The 24-year-old southpaw suffered a right knee subluxation during pregame warmups on June 1, and it’s been a slow path to recovery ever since. It’s not the first time Rodriguez has had issues with his right knee — he sustained a similar injury during spring training last year — and this time around, the Red Sox weren’t about to gamble with their starter’s health. Ian Browne of MLB.com reports that Rodriguez was put in a knee brace and underwent exercises designed to help him regain some mobility and stability while he worked back up to full strength on the mound.

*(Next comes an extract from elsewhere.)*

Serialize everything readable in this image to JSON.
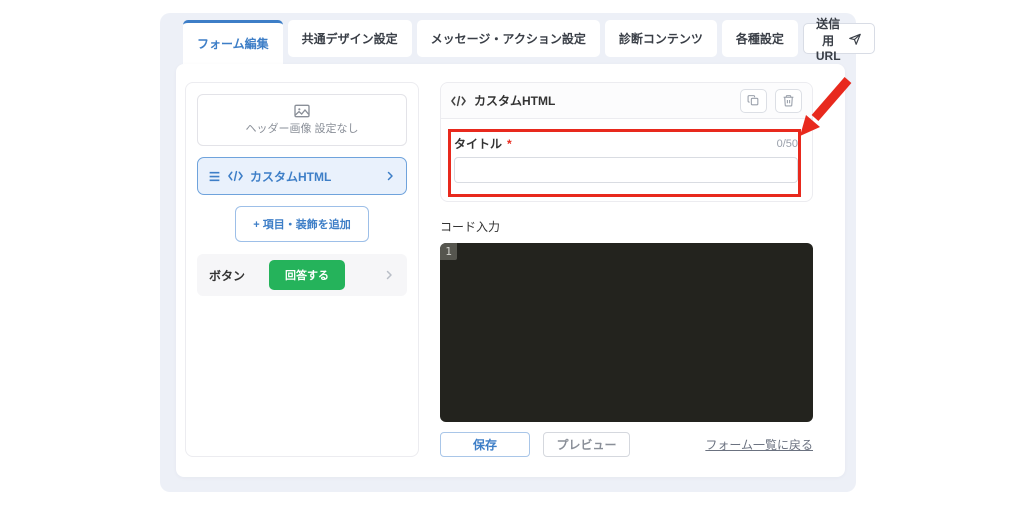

He’ll still need to prove he can throw a 75- to 80-pitch outing in Double-A, and barring any significant setbacks, will likely rejoin the Red Sox’ pitching staff when they visit the Rangers next month. In the meantime, the club will continue to cycle starters through the No. 5 spot, which has seen no fewer than three different pitchers since Rodriguez hit the disabled list. The lefty is 4-2 in 10 starts this season after logging a 3.54 ERA, 3.1 BB/9 and career-high 9.6 SO/9 through his first 61 innings.